--- Information shown Enclosed Below ---

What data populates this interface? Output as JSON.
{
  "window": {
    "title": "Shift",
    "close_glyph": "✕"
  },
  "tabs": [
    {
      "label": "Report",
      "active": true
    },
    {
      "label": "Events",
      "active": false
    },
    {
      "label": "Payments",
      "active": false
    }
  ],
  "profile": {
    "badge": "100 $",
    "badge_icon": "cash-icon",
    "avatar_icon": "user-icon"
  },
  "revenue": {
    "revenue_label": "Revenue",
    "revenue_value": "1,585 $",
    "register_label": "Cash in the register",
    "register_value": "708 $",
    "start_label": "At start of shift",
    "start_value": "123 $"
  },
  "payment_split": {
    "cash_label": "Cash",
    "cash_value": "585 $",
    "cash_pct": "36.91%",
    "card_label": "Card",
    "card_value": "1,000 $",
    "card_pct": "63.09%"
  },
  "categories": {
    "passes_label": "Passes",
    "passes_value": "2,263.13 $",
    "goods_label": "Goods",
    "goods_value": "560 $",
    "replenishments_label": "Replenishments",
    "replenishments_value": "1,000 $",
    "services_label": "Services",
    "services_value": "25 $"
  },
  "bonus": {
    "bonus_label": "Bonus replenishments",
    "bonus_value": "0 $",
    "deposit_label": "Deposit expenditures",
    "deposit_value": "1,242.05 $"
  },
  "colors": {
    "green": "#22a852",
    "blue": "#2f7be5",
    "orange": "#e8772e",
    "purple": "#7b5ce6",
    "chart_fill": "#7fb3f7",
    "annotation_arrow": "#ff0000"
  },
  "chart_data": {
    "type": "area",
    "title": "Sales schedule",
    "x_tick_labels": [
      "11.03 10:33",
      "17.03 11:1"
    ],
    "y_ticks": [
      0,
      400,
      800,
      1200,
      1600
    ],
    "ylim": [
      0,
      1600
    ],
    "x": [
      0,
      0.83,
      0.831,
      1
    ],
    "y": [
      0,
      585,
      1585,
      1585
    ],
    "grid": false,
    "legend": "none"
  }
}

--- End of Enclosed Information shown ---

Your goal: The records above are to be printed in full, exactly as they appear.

Task solution:
What data populates this interface? Output as JSON.
{
  "window": {
    "title": "Shift",
    "close_glyph": "✕"
  },
  "tabs": [
    {
      "label": "Report",
      "active": true
    },
    {
      "label": "Events",
      "active": false
    },
    {
      "label": "Payments",
      "active": false
    }
  ],
  "profile": {
    "badge": "100 $",
    "badge_icon": "cash-icon",
    "avatar_icon": "user-icon"
  },
  "revenue": {
    "revenue_label": "Revenue",
    "revenue_value": "1,585 $",
    "register_label": "Cash in the register",
    "register_value": "708 $",
    "start_label": "At start of shift",
    "start_value": "123 $"
  },
  "payment_split": {
    "cash_label": "Cash",
    "cash_value": "585 $",
    "cash_pct": "36.91%",
    "card_label": "Card",
    "card_value": "1,000 $",
    "card_pct": "63.09%"
  },
  "categories": {
    "passes_label": "Passes",
    "passes_value": "2,263.13 $",
    "goods_label": "Goods",
    "goods_value": "560 $",
    "replenishments_label": "Replenishments",
    "replenishments_value": "1,000 $",
    "services_label": "Services",
    "services_value": "25 $"
  },
  "bonus": {
    "bonus_label": "Bonus replenishments",
    "bonus_value": "0 $",
    "deposit_label": "Deposit expenditures",
    "deposit_value": "1,242.05 $"
  },
  "colors": {
    "green": "#22a852",
    "blue": "#2f7be5",
    "orange": "#e8772e",
    "purple": "#7b5ce6",
    "chart_fill": "#7fb3f7",
    "annotation_arrow": "#ff0000"
  },
  "chart_data": {
    "type": "area",
    "title": "Sales schedule",
    "x_tick_labels": [
      "11.03 10:33",
      "17.03 11:1"
    ],
    "y_ticks": [
      0,
      400,
      800,
      1200,
      1600
    ],
    "ylim": [
      0,
      1600
    ],
    "x": [
      0,
      0.83,
      0.831,
      1
    ],
    "y": [
      0,
      585,
      1585,
      1585
    ],
    "grid": false,
    "legend": "none"
  }
}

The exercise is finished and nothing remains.